Data listing.

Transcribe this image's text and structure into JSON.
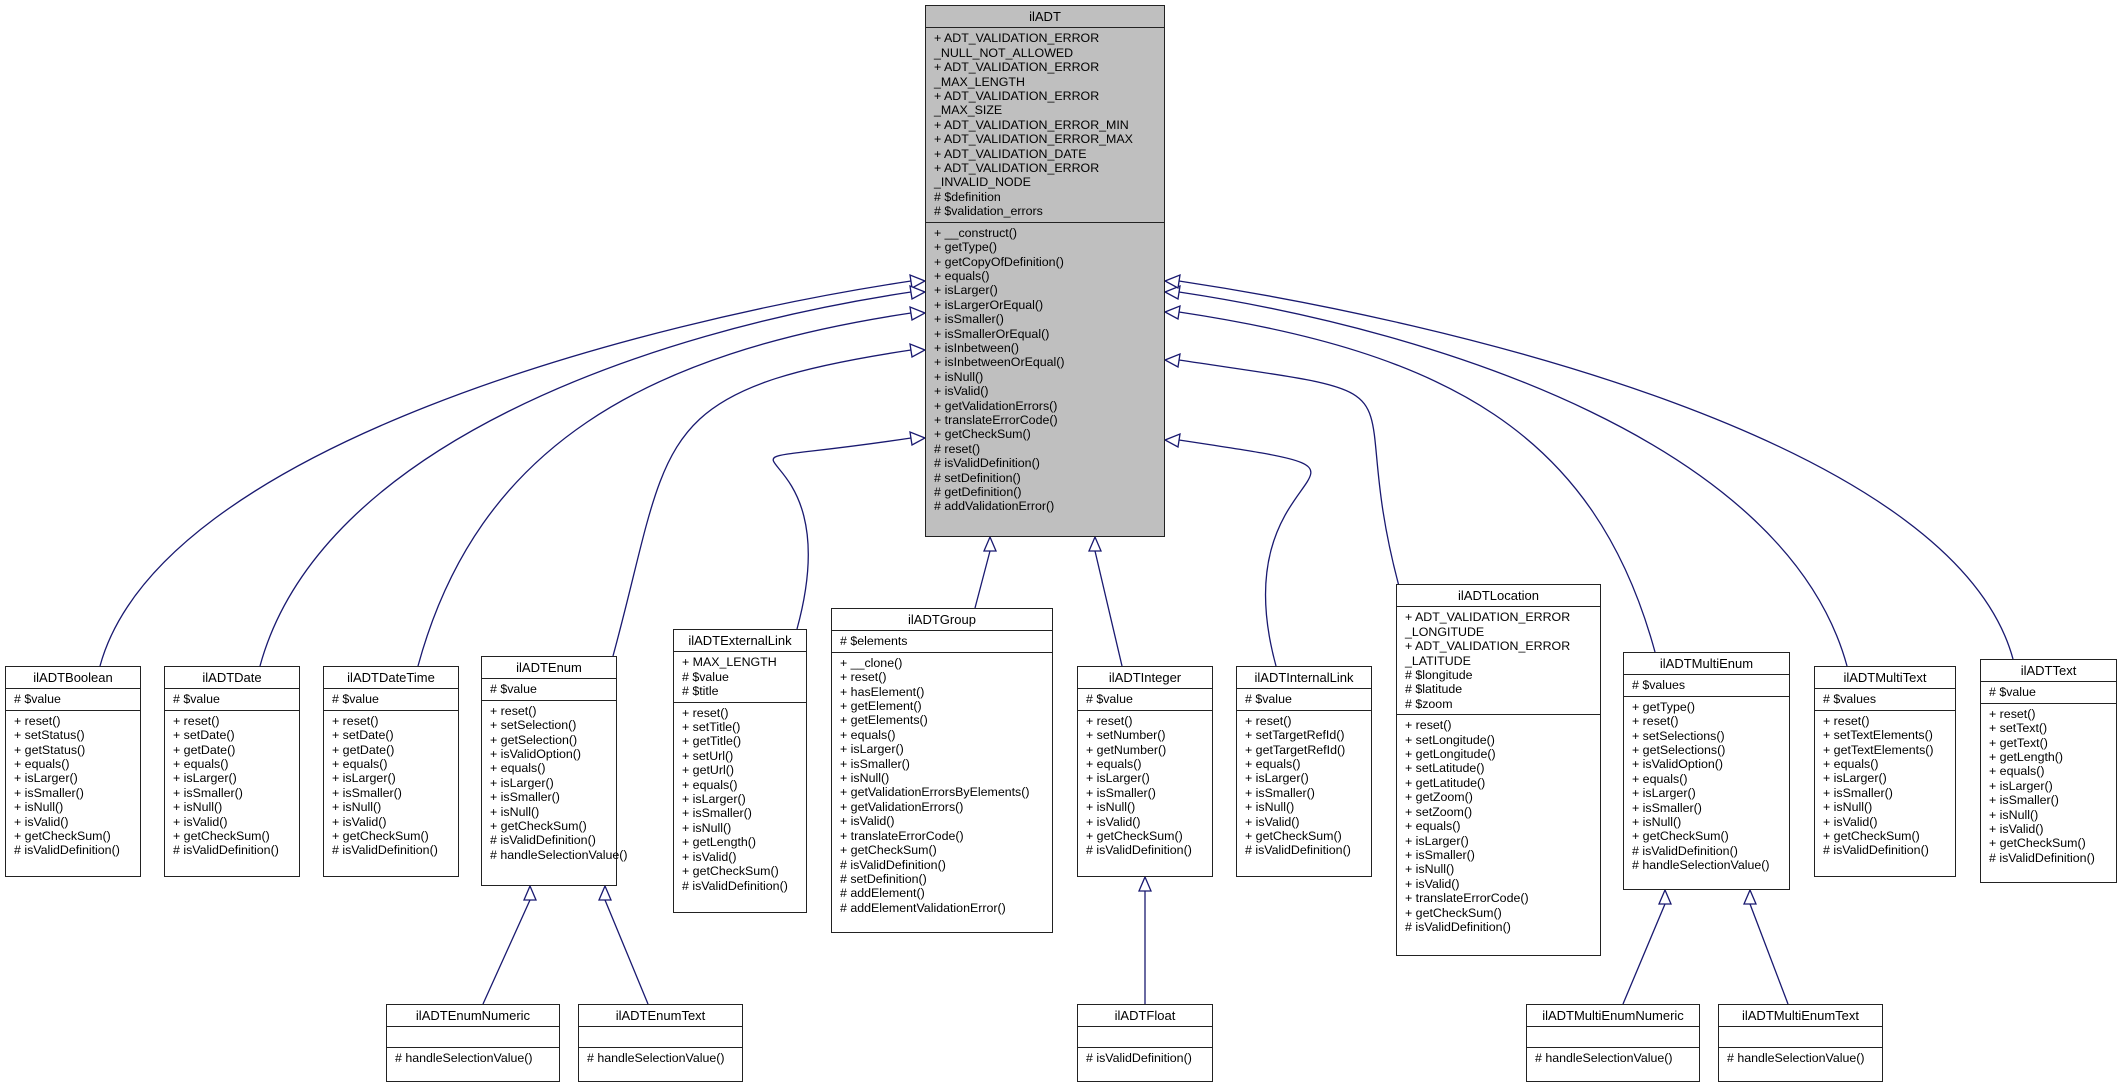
{
  "colors": {
    "edge": "#191970",
    "base_fill": "#bfbfbf",
    "box_fill": "#ffffff",
    "border": "#222222"
  },
  "classes": {
    "ilADT": {
      "name": "ilADT",
      "attributes": [
        "+ ADT_VALIDATION_ERROR",
        "_NULL_NOT_ALLOWED",
        "+ ADT_VALIDATION_ERROR",
        "_MAX_LENGTH",
        "+ ADT_VALIDATION_ERROR",
        "_MAX_SIZE",
        "+ ADT_VALIDATION_ERROR_MIN",
        "+ ADT_VALIDATION_ERROR_MAX",
        "+ ADT_VALIDATION_DATE",
        "+ ADT_VALIDATION_ERROR",
        "_INVALID_NODE",
        "# $definition",
        "# $validation_errors"
      ],
      "methods": [
        "+ __construct()",
        "+ getType()",
        "+ getCopyOfDefinition()",
        "+ equals()",
        "+ isLarger()",
        "+ isLargerOrEqual()",
        "+ isSmaller()",
        "+ isSmallerOrEqual()",
        "+ isInbetween()",
        "+ isInbetweenOrEqual()",
        "+ isNull()",
        "+ isValid()",
        "+ getValidationErrors()",
        "+ translateErrorCode()",
        "+ getCheckSum()",
        "# reset()",
        "# isValidDefinition()",
        "# setDefinition()",
        "# getDefinition()",
        "# addValidationError()"
      ]
    },
    "ilADTBoolean": {
      "name": "ilADTBoolean",
      "attributes": [
        "# $value"
      ],
      "methods": [
        "+ reset()",
        "+ setStatus()",
        "+ getStatus()",
        "+ equals()",
        "+ isLarger()",
        "+ isSmaller()",
        "+ isNull()",
        "+ isValid()",
        "+ getCheckSum()",
        "# isValidDefinition()"
      ]
    },
    "ilADTDate": {
      "name": "ilADTDate",
      "attributes": [
        "# $value"
      ],
      "methods": [
        "+ reset()",
        "+ setDate()",
        "+ getDate()",
        "+ equals()",
        "+ isLarger()",
        "+ isSmaller()",
        "+ isNull()",
        "+ isValid()",
        "+ getCheckSum()",
        "# isValidDefinition()"
      ]
    },
    "ilADTDateTime": {
      "name": "ilADTDateTime",
      "attributes": [
        "# $value"
      ],
      "methods": [
        "+ reset()",
        "+ setDate()",
        "+ getDate()",
        "+ equals()",
        "+ isLarger()",
        "+ isSmaller()",
        "+ isNull()",
        "+ isValid()",
        "+ getCheckSum()",
        "# isValidDefinition()"
      ]
    },
    "ilADTEnum": {
      "name": "ilADTEnum",
      "attributes": [
        "# $value"
      ],
      "methods": [
        "+ reset()",
        "+ setSelection()",
        "+ getSelection()",
        "+ isValidOption()",
        "+ equals()",
        "+ isLarger()",
        "+ isSmaller()",
        "+ isNull()",
        "+ getCheckSum()",
        "# isValidDefinition()",
        "# handleSelectionValue()"
      ]
    },
    "ilADTExternalLink": {
      "name": "ilADTExternalLink",
      "attributes": [
        "+ MAX_LENGTH",
        "# $value",
        "# $title"
      ],
      "methods": [
        "+ reset()",
        "+ setTitle()",
        "+ getTitle()",
        "+ setUrl()",
        "+ getUrl()",
        "+ equals()",
        "+ isLarger()",
        "+ isSmaller()",
        "+ isNull()",
        "+ getLength()",
        "+ isValid()",
        "+ getCheckSum()",
        "# isValidDefinition()"
      ]
    },
    "ilADTGroup": {
      "name": "ilADTGroup",
      "attributes": [
        "# $elements"
      ],
      "methods": [
        "+ __clone()",
        "+ reset()",
        "+ hasElement()",
        "+ getElement()",
        "+ getElements()",
        "+ equals()",
        "+ isLarger()",
        "+ isSmaller()",
        "+ isNull()",
        "+ getValidationErrorsByElements()",
        "+ getValidationErrors()",
        "+ isValid()",
        "+ translateErrorCode()",
        "+ getCheckSum()",
        "# isValidDefinition()",
        "# setDefinition()",
        "# addElement()",
        "# addElementValidationError()"
      ]
    },
    "ilADTInteger": {
      "name": "ilADTInteger",
      "attributes": [
        "# $value"
      ],
      "methods": [
        "+ reset()",
        "+ setNumber()",
        "+ getNumber()",
        "+ equals()",
        "+ isLarger()",
        "+ isSmaller()",
        "+ isNull()",
        "+ isValid()",
        "+ getCheckSum()",
        "# isValidDefinition()"
      ]
    },
    "ilADTInternalLink": {
      "name": "ilADTInternalLink",
      "attributes": [
        "# $value"
      ],
      "methods": [
        "+ reset()",
        "+ setTargetRefId()",
        "+ getTargetRefId()",
        "+ equals()",
        "+ isLarger()",
        "+ isSmaller()",
        "+ isNull()",
        "+ isValid()",
        "+ getCheckSum()",
        "# isValidDefinition()"
      ]
    },
    "ilADTLocation": {
      "name": "ilADTLocation",
      "attributes": [
        "+ ADT_VALIDATION_ERROR",
        "_LONGITUDE",
        "+ ADT_VALIDATION_ERROR",
        "_LATITUDE",
        "# $longitude",
        "# $latitude",
        "# $zoom"
      ],
      "methods": [
        "+ reset()",
        "+ setLongitude()",
        "+ getLongitude()",
        "+ setLatitude()",
        "+ getLatitude()",
        "+ getZoom()",
        "+ setZoom()",
        "+ equals()",
        "+ isLarger()",
        "+ isSmaller()",
        "+ isNull()",
        "+ isValid()",
        "+ translateErrorCode()",
        "+ getCheckSum()",
        "# isValidDefinition()"
      ]
    },
    "ilADTMultiEnum": {
      "name": "ilADTMultiEnum",
      "attributes": [
        "# $values"
      ],
      "methods": [
        "+ getType()",
        "+ reset()",
        "+ setSelections()",
        "+ getSelections()",
        "+ isValidOption()",
        "+ equals()",
        "+ isLarger()",
        "+ isSmaller()",
        "+ isNull()",
        "+ getCheckSum()",
        "# isValidDefinition()",
        "# handleSelectionValue()"
      ]
    },
    "ilADTMultiText": {
      "name": "ilADTMultiText",
      "attributes": [
        "# $values"
      ],
      "methods": [
        "+ reset()",
        "+ setTextElements()",
        "+ getTextElements()",
        "+ equals()",
        "+ isLarger()",
        "+ isSmaller()",
        "+ isNull()",
        "+ isValid()",
        "+ getCheckSum()",
        "# isValidDefinition()"
      ]
    },
    "ilADTText": {
      "name": "ilADTText",
      "attributes": [
        "# $value"
      ],
      "methods": [
        "+ reset()",
        "+ setText()",
        "+ getText()",
        "+ getLength()",
        "+ equals()",
        "+ isLarger()",
        "+ isSmaller()",
        "+ isNull()",
        "+ isValid()",
        "+ getCheckSum()",
        "# isValidDefinition()"
      ]
    },
    "ilADTEnumNumeric": {
      "name": "ilADTEnumNumeric",
      "attributes": [],
      "methods": [
        "# handleSelectionValue()"
      ]
    },
    "ilADTEnumText": {
      "name": "ilADTEnumText",
      "attributes": [],
      "methods": [
        "# handleSelectionValue()"
      ]
    },
    "ilADTFloat": {
      "name": "ilADTFloat",
      "attributes": [],
      "methods": [
        "# isValidDefinition()"
      ]
    },
    "ilADTMultiEnumNumeric": {
      "name": "ilADTMultiEnumNumeric",
      "attributes": [],
      "methods": [
        "# handleSelectionValue()"
      ]
    },
    "ilADTMultiEnumText": {
      "name": "ilADTMultiEnumText",
      "attributes": [],
      "methods": [
        "# handleSelectionValue()"
      ]
    }
  },
  "inheritance": [
    {
      "child": "ilADTBoolean",
      "parent": "ilADT"
    },
    {
      "child": "ilADTDate",
      "parent": "ilADT"
    },
    {
      "child": "ilADTDateTime",
      "parent": "ilADT"
    },
    {
      "child": "ilADTEnum",
      "parent": "ilADT"
    },
    {
      "child": "ilADTExternalLink",
      "parent": "ilADT"
    },
    {
      "child": "ilADTGroup",
      "parent": "ilADT"
    },
    {
      "child": "ilADTInteger",
      "parent": "ilADT"
    },
    {
      "child": "ilADTInternalLink",
      "parent": "ilADT"
    },
    {
      "child": "ilADTLocation",
      "parent": "ilADT"
    },
    {
      "child": "ilADTMultiEnum",
      "parent": "ilADT"
    },
    {
      "child": "ilADTMultiText",
      "parent": "ilADT"
    },
    {
      "child": "ilADTText",
      "parent": "ilADT"
    },
    {
      "child": "ilADTEnumNumeric",
      "parent": "ilADTEnum"
    },
    {
      "child": "ilADTEnumText",
      "parent": "ilADTEnum"
    },
    {
      "child": "ilADTFloat",
      "parent": "ilADTInteger"
    },
    {
      "child": "ilADTMultiEnumNumeric",
      "parent": "ilADTMultiEnum"
    },
    {
      "child": "ilADTMultiEnumText",
      "parent": "ilADTMultiEnum"
    }
  ]
}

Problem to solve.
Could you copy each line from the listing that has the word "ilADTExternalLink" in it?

Answer box.
    "ilADTExternalLink": {
      "name": "ilADTExternalLink",
      "child": "ilADTExternalLink",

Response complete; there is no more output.